If there is no date on the bottle, and you remember when you bought it, you can call the company that makes the wine. They will be able to give you more information about how long you can expect the wine to last.

 

You should also consider whether you've already opened the bottle. If it is opened, it may last up to one year. However, if you did not refrigerate your cooking wine after opening it, it may become unfit to use sooner.

 

Can Cooking Wine Kill You?

Drinking a little cooking wine will not kill you, but there are health risks associated with drinking large amounts of it.

Since the alcohol content in cooking wine is on par with a bottle of Cabernet, from a drunkenness standpoint, you can get drunk from consuming this wine. If you drink a ridiculous amount of it, you can pass out and suffer serious health consequences.

Besides, if you drink copious amounts of cooking wine, you could develop liver issues, which could have life-threatening complications. This is also true of drinking wine.

Another problem with drinking cooking wine is its high sodium content. If you drink a really high salt volume, you could suffer health problems, specifically with your heart. If you already have a heart condition, it is advised not to drink large quantities of cooking wine.

Chances are you won't be able to drink enough cooking wine to cause severe health effects- it tastes that bad.

 

Cooking Wine is Not Recommended for Cooking Either

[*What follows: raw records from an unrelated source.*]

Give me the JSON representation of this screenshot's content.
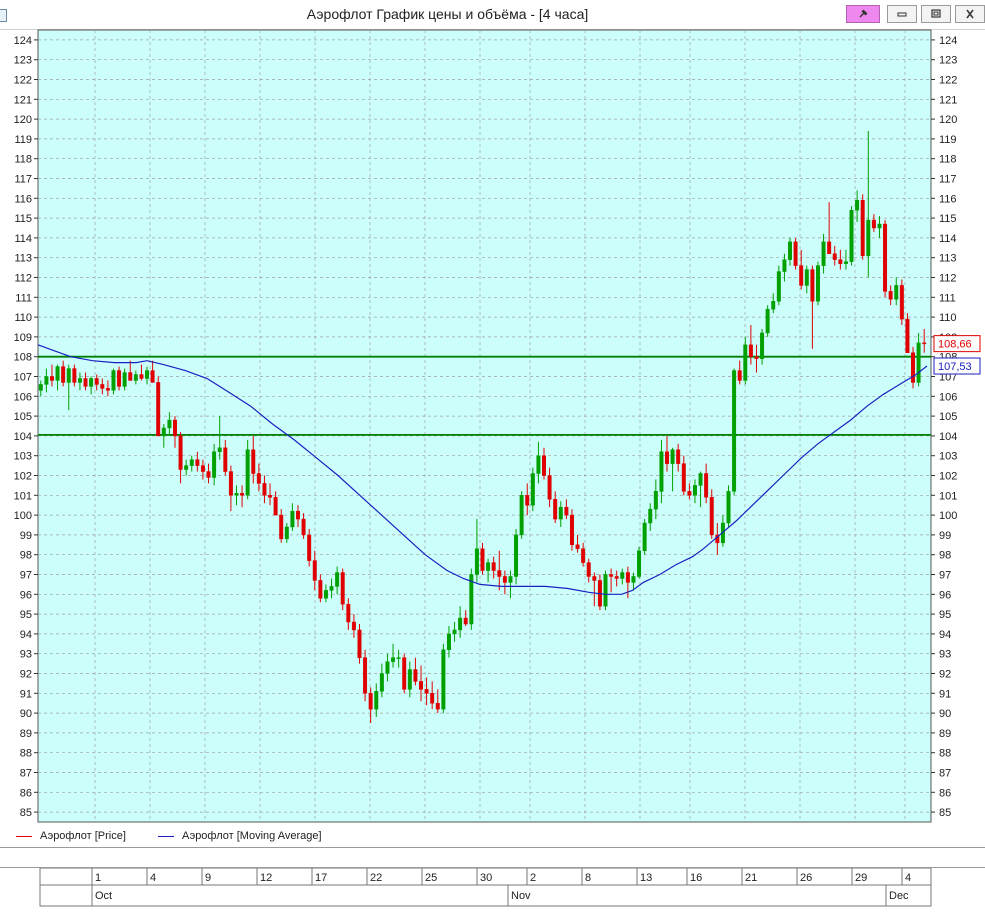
{
  "window": {
    "title": "Аэрофлот График цены и объёма - [4 часа]"
  },
  "icons": {
    "pin": "pin-icon",
    "minimize": "minimize-icon",
    "maximize": "maximize-icon",
    "close": "close-icon"
  },
  "colors": {
    "plot_bg": "#ccfffc",
    "grid": "#a0a0a0",
    "up": "#00a000",
    "down": "#e00000",
    "ma": "#1a20c0",
    "hline": "#008000"
  },
  "chart_data": {
    "type": "candlestick",
    "ylim": [
      84.5,
      124.5
    ],
    "y_ticks": [
      85,
      86,
      87,
      88,
      89,
      90,
      91,
      92,
      93,
      94,
      95,
      96,
      97,
      98,
      99,
      100,
      101,
      102,
      103,
      104,
      105,
      106,
      107,
      108,
      109,
      110,
      111,
      112,
      113,
      114,
      115,
      116,
      117,
      118,
      119,
      120,
      121,
      122,
      123,
      124
    ],
    "grid": true,
    "legend_placement": "bottom-left",
    "series": [
      {
        "name": "Аэрофлот [Price]",
        "kind": "candles",
        "color": "#e00000"
      },
      {
        "name": "Аэрофлот [Moving Average]",
        "kind": "line",
        "color": "#1a20c0"
      }
    ],
    "horizontal_lines": [
      108.0,
      104.05
    ],
    "last_price": {
      "label": "108,66",
      "value": 108.66
    },
    "last_ma": {
      "label": "107,53",
      "value": 107.53
    },
    "x_days": [
      "1",
      "4",
      "9",
      "12",
      "17",
      "22",
      "25",
      "30",
      "2",
      "8",
      "13",
      "16",
      "21",
      "26",
      "29",
      "4"
    ],
    "x_months": [
      "Oct",
      "Nov",
      "Dec"
    ],
    "candles": [
      [
        106.3,
        106.8,
        106.0,
        106.6
      ],
      [
        106.6,
        107.4,
        106.2,
        107.0
      ],
      [
        107.0,
        107.6,
        106.5,
        106.8
      ],
      [
        106.8,
        107.6,
        106.3,
        107.5
      ],
      [
        107.5,
        107.8,
        106.5,
        106.7
      ],
      [
        106.7,
        107.6,
        105.3,
        107.4
      ],
      [
        107.4,
        107.6,
        106.5,
        106.7
      ],
      [
        106.7,
        107.2,
        106.3,
        106.9
      ],
      [
        106.9,
        107.2,
        106.3,
        106.5
      ],
      [
        106.5,
        107.0,
        106.1,
        106.9
      ],
      [
        106.9,
        107.1,
        106.3,
        106.6
      ],
      [
        106.6,
        106.9,
        106.1,
        106.4
      ],
      [
        106.4,
        106.8,
        106.0,
        106.3
      ],
      [
        106.3,
        107.4,
        106.1,
        107.3
      ],
      [
        107.3,
        107.5,
        106.3,
        106.5
      ],
      [
        106.5,
        107.4,
        106.3,
        107.2
      ],
      [
        107.2,
        107.8,
        106.8,
        106.8
      ],
      [
        106.8,
        107.3,
        106.6,
        107.1
      ],
      [
        107.1,
        107.6,
        106.8,
        106.9
      ],
      [
        106.9,
        107.5,
        106.6,
        107.3
      ],
      [
        107.3,
        107.8,
        106.8,
        106.7
      ],
      [
        106.7,
        107.0,
        105.0,
        104.0
      ],
      [
        104.0,
        104.6,
        103.4,
        104.4
      ],
      [
        104.4,
        105.2,
        104.0,
        104.8
      ],
      [
        104.8,
        105.0,
        103.4,
        104.0
      ],
      [
        104.0,
        104.2,
        101.6,
        102.3
      ],
      [
        102.3,
        102.8,
        102.0,
        102.5
      ],
      [
        102.5,
        103.0,
        102.2,
        102.8
      ],
      [
        102.8,
        103.2,
        102.2,
        102.5
      ],
      [
        102.5,
        102.8,
        101.8,
        102.2
      ],
      [
        102.2,
        102.6,
        101.6,
        101.9
      ],
      [
        101.9,
        103.6,
        101.5,
        103.2
      ],
      [
        103.2,
        105.0,
        102.8,
        103.4
      ],
      [
        103.4,
        103.8,
        102.0,
        102.2
      ],
      [
        102.2,
        102.5,
        100.2,
        101.0
      ],
      [
        101.0,
        101.5,
        100.5,
        101.1
      ],
      [
        101.1,
        101.5,
        100.4,
        101.0
      ],
      [
        101.0,
        103.8,
        100.8,
        103.3
      ],
      [
        103.3,
        104.0,
        101.6,
        102.1
      ],
      [
        102.1,
        102.6,
        101.2,
        101.6
      ],
      [
        101.6,
        102.0,
        100.6,
        101.0
      ],
      [
        101.0,
        101.6,
        100.5,
        100.9
      ],
      [
        100.9,
        101.2,
        100.2,
        100.0
      ],
      [
        100.0,
        100.3,
        98.6,
        98.8
      ],
      [
        98.8,
        99.6,
        98.6,
        99.4
      ],
      [
        99.4,
        100.6,
        99.2,
        100.2
      ],
      [
        100.2,
        100.5,
        99.4,
        99.8
      ],
      [
        99.8,
        100.1,
        98.8,
        99.0
      ],
      [
        99.0,
        99.3,
        97.4,
        97.7
      ],
      [
        97.7,
        98.2,
        96.2,
        96.7
      ],
      [
        96.7,
        97.0,
        95.6,
        95.8
      ],
      [
        95.8,
        96.5,
        95.6,
        96.2
      ],
      [
        96.2,
        96.8,
        95.8,
        96.4
      ],
      [
        96.4,
        97.4,
        96.0,
        97.1
      ],
      [
        97.1,
        97.3,
        95.2,
        95.5
      ],
      [
        95.5,
        95.8,
        94.2,
        94.6
      ],
      [
        94.6,
        95.0,
        93.8,
        94.2
      ],
      [
        94.2,
        94.5,
        92.5,
        92.8
      ],
      [
        92.8,
        93.2,
        90.6,
        91.0
      ],
      [
        91.0,
        91.3,
        89.5,
        90.2
      ],
      [
        90.2,
        91.5,
        89.8,
        91.1
      ],
      [
        91.1,
        92.5,
        90.8,
        92.0
      ],
      [
        92.0,
        93.0,
        91.6,
        92.6
      ],
      [
        92.6,
        93.5,
        92.3,
        92.8
      ],
      [
        92.8,
        93.2,
        92.3,
        92.8
      ],
      [
        92.8,
        93.0,
        91.0,
        91.2
      ],
      [
        91.2,
        92.6,
        90.8,
        92.2
      ],
      [
        92.2,
        92.8,
        91.4,
        91.6
      ],
      [
        91.6,
        92.4,
        90.6,
        91.2
      ],
      [
        91.2,
        91.8,
        90.4,
        91.0
      ],
      [
        91.0,
        91.6,
        90.2,
        90.5
      ],
      [
        90.5,
        91.2,
        90.0,
        90.2
      ],
      [
        90.2,
        93.5,
        90.0,
        93.2
      ],
      [
        93.2,
        94.4,
        92.8,
        94.0
      ],
      [
        94.0,
        94.6,
        93.6,
        94.2
      ],
      [
        94.2,
        95.4,
        93.8,
        94.8
      ],
      [
        94.8,
        95.2,
        94.4,
        94.5
      ],
      [
        94.5,
        97.3,
        94.2,
        97.0
      ],
      [
        97.0,
        99.8,
        96.6,
        98.3
      ],
      [
        98.3,
        98.6,
        97.0,
        97.2
      ],
      [
        97.2,
        97.8,
        96.6,
        97.6
      ],
      [
        97.6,
        97.9,
        96.8,
        97.2
      ],
      [
        97.2,
        98.2,
        96.2,
        96.9
      ],
      [
        96.9,
        97.2,
        96.0,
        96.6
      ],
      [
        96.6,
        97.2,
        95.8,
        96.9
      ],
      [
        96.9,
        99.3,
        96.5,
        99.0
      ],
      [
        99.0,
        101.2,
        98.8,
        101.0
      ],
      [
        101.0,
        101.6,
        100.0,
        100.5
      ],
      [
        100.5,
        102.4,
        100.2,
        102.1
      ],
      [
        102.1,
        103.7,
        101.6,
        103.0
      ],
      [
        103.0,
        103.4,
        101.8,
        102.0
      ],
      [
        102.0,
        102.4,
        100.4,
        100.8
      ],
      [
        100.8,
        101.2,
        99.6,
        99.8
      ],
      [
        99.8,
        100.7,
        99.4,
        100.4
      ],
      [
        100.4,
        100.8,
        99.8,
        100.0
      ],
      [
        100.0,
        100.3,
        98.2,
        98.5
      ],
      [
        98.5,
        99.0,
        98.1,
        98.3
      ],
      [
        98.3,
        98.6,
        97.4,
        97.6
      ],
      [
        97.6,
        97.8,
        96.6,
        96.9
      ],
      [
        96.9,
        97.1,
        95.4,
        96.7
      ],
      [
        96.7,
        97.0,
        95.2,
        95.4
      ],
      [
        95.4,
        97.2,
        95.2,
        97.0
      ],
      [
        97.0,
        97.3,
        96.1,
        96.9
      ],
      [
        96.9,
        97.2,
        96.4,
        96.8
      ],
      [
        96.8,
        97.3,
        96.5,
        97.1
      ],
      [
        97.1,
        97.4,
        95.8,
        96.6
      ],
      [
        96.6,
        97.1,
        96.2,
        96.9
      ],
      [
        96.9,
        98.4,
        96.8,
        98.2
      ],
      [
        98.2,
        99.8,
        98.0,
        99.6
      ],
      [
        99.6,
        100.6,
        99.2,
        100.3
      ],
      [
        100.3,
        101.8,
        99.8,
        101.2
      ],
      [
        101.2,
        103.8,
        100.6,
        103.2
      ],
      [
        103.2,
        104.0,
        102.2,
        102.6
      ],
      [
        102.6,
        103.4,
        101.2,
        103.3
      ],
      [
        103.3,
        103.6,
        102.2,
        102.6
      ],
      [
        102.6,
        103.0,
        101.0,
        101.2
      ],
      [
        101.2,
        101.6,
        100.8,
        101.0
      ],
      [
        101.0,
        101.8,
        100.6,
        101.5
      ],
      [
        101.5,
        102.2,
        100.4,
        102.1
      ],
      [
        102.1,
        102.6,
        100.6,
        100.9
      ],
      [
        100.9,
        101.3,
        98.8,
        99.0
      ],
      [
        99.0,
        99.6,
        98.0,
        98.6
      ],
      [
        98.6,
        100.0,
        98.4,
        99.6
      ],
      [
        99.6,
        101.5,
        99.4,
        101.2
      ],
      [
        101.2,
        107.4,
        101.0,
        107.3
      ],
      [
        107.3,
        107.8,
        106.6,
        106.8
      ],
      [
        106.8,
        109.0,
        106.6,
        108.6
      ],
      [
        108.6,
        109.6,
        107.6,
        108.0
      ],
      [
        108.0,
        108.6,
        107.2,
        107.9
      ],
      [
        107.9,
        109.4,
        107.6,
        109.2
      ],
      [
        109.2,
        110.6,
        109.0,
        110.4
      ],
      [
        110.4,
        111.2,
        110.2,
        110.8
      ],
      [
        110.8,
        112.6,
        110.6,
        112.3
      ],
      [
        112.3,
        113.2,
        111.8,
        112.9
      ],
      [
        112.9,
        114.0,
        112.6,
        113.8
      ],
      [
        113.8,
        114.0,
        112.4,
        112.6
      ],
      [
        112.6,
        113.4,
        111.4,
        111.6
      ],
      [
        111.6,
        112.6,
        111.2,
        112.4
      ],
      [
        112.4,
        112.6,
        108.4,
        110.8
      ],
      [
        110.8,
        112.8,
        110.6,
        112.6
      ],
      [
        112.6,
        114.2,
        112.2,
        113.8
      ],
      [
        113.8,
        115.8,
        113.2,
        113.2
      ],
      [
        113.2,
        113.6,
        112.6,
        112.9
      ],
      [
        112.9,
        113.4,
        112.4,
        112.7
      ],
      [
        112.7,
        113.4,
        112.4,
        112.8
      ],
      [
        112.8,
        115.6,
        112.6,
        115.4
      ],
      [
        115.4,
        116.4,
        114.8,
        115.9
      ],
      [
        115.9,
        116.2,
        112.9,
        113.1
      ],
      [
        113.1,
        119.4,
        112.0,
        114.9
      ],
      [
        114.9,
        115.2,
        114.3,
        114.5
      ],
      [
        114.5,
        115.1,
        114.0,
        114.7
      ],
      [
        114.7,
        114.9,
        111.0,
        111.3
      ],
      [
        111.3,
        111.6,
        110.6,
        110.9
      ],
      [
        110.9,
        112.0,
        110.6,
        111.6
      ],
      [
        111.6,
        111.9,
        109.6,
        109.9
      ],
      [
        109.9,
        110.2,
        108.6,
        108.2
      ],
      [
        108.2,
        108.5,
        106.4,
        106.7
      ],
      [
        106.7,
        109.2,
        106.5,
        108.7
      ],
      [
        108.7,
        109.4,
        108.2,
        108.66
      ]
    ],
    "moving_average": [
      [
        0,
        108.6
      ],
      [
        3,
        108.3
      ],
      [
        6,
        108.0
      ],
      [
        10,
        107.8
      ],
      [
        14,
        107.7
      ],
      [
        18,
        107.7
      ],
      [
        20,
        107.8
      ],
      [
        23,
        107.6
      ],
      [
        27,
        107.3
      ],
      [
        31,
        106.9
      ],
      [
        35,
        106.2
      ],
      [
        39,
        105.5
      ],
      [
        43,
        104.6
      ],
      [
        47,
        103.8
      ],
      [
        51,
        102.9
      ],
      [
        55,
        102.0
      ],
      [
        59,
        101.0
      ],
      [
        63,
        100.0
      ],
      [
        67,
        99.0
      ],
      [
        71,
        98.0
      ],
      [
        75,
        97.2
      ],
      [
        78,
        96.8
      ],
      [
        81,
        96.5
      ],
      [
        85,
        96.4
      ],
      [
        89,
        96.4
      ],
      [
        93,
        96.4
      ],
      [
        97,
        96.3
      ],
      [
        101,
        96.1
      ],
      [
        104,
        96.0
      ],
      [
        107,
        96.0
      ],
      [
        109,
        96.2
      ],
      [
        111,
        96.6
      ],
      [
        114,
        97.0
      ],
      [
        117,
        97.5
      ],
      [
        120,
        97.9
      ],
      [
        122,
        98.3
      ],
      [
        125,
        99.0
      ],
      [
        128,
        99.7
      ],
      [
        131,
        100.5
      ],
      [
        134,
        101.3
      ],
      [
        137,
        102.1
      ],
      [
        140,
        102.9
      ],
      [
        143,
        103.6
      ],
      [
        146,
        104.2
      ],
      [
        149,
        104.8
      ],
      [
        152,
        105.5
      ],
      [
        155,
        106.1
      ],
      [
        158,
        106.6
      ],
      [
        161,
        107.1
      ],
      [
        163,
        107.53
      ]
    ]
  },
  "legend": {
    "price": "Аэрофлот [Price]",
    "ma": "Аэрофлот [Moving Average]"
  }
}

Top food and restaurant experts will tell you that cooking wine is not good for cooking either. This is because of some of the same reasons you wouldn't want to drink it.

Cooking wines, especially the commercial varieties sold in your local market, have the potential to ruin your favorite dishes. The high salt content in the cooking wine can easily make your dish too salty, and some brands of cooking wine have ingredients in them that can lead to a metallic taste in your food.

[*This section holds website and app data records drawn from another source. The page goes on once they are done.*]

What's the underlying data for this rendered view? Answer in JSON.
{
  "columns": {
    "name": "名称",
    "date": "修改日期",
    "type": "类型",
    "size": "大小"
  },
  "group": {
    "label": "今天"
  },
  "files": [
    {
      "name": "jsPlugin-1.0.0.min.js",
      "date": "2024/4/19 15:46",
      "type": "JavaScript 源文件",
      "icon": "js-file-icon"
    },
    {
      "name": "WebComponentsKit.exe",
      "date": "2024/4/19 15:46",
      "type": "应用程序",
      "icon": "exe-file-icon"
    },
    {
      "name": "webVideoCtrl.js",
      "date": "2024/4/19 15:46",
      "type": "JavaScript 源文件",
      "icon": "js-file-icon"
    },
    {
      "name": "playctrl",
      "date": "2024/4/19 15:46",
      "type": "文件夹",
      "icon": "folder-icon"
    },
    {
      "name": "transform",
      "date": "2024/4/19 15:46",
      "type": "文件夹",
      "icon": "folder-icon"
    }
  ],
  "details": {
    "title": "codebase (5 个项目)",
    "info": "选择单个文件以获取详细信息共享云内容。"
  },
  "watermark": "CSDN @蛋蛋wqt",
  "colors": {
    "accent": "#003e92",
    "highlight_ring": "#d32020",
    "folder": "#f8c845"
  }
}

Most cooking wines are made with low-quality wine that doesn't add much character to your food.

Use Drinking Wine in Your Food

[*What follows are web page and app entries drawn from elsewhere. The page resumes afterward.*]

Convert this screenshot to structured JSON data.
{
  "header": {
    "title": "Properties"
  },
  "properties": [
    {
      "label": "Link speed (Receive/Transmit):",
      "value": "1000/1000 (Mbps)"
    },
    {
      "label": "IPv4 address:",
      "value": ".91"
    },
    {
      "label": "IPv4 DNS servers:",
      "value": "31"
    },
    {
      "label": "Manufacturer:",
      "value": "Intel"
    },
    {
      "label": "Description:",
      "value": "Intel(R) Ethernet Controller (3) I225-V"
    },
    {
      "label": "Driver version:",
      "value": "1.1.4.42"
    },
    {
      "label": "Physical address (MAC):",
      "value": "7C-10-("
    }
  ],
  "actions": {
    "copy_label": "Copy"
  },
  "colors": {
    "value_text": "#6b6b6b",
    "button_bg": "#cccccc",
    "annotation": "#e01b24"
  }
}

Authorities in the food industry recommend that you get cooking wine out of your kitchen immediately and use drinking wine instead. Below are some tips for choosing a good wine for cooking:

  • Use a drinking wine that you like. It's important to use a wine that you enjoy the taste of. This means that you should sample a few wines and find out what flavors you like. Going to a proper liquor store and choosing a quality wine will give you the best cooking result.
  • Invest a bit in your cooking wine. You don't have to spend $50 on your wine, but you should not go for the cheapest drinking wine you can find. Spending between $10 or $20 for your wine is just fine.
  • Know what type of wine you need for your meal. If you are making sauces or stews, dry white wine or red wine will impart a delectable flavor to the final dish. Sweet wines are best paired with sweet treats like ice cream or egg nog. A wine that has a nutty, earthy flavor profile would go well with fish.

Using drinking wine for cooking, instead of cooking wine, can be a money saver since you can drink the same wine you end up using in your meal. If you end up having some leftover, make sure you use it up before it goes bad.

 

Final Thoughts

Now you know that, even though you can technically drink cooking wine, it is not recommended. You also have some tips to bring your cooking to the next level using drinking wine in your dishes. We hope that this article helps you with all of your cooking wine concerns.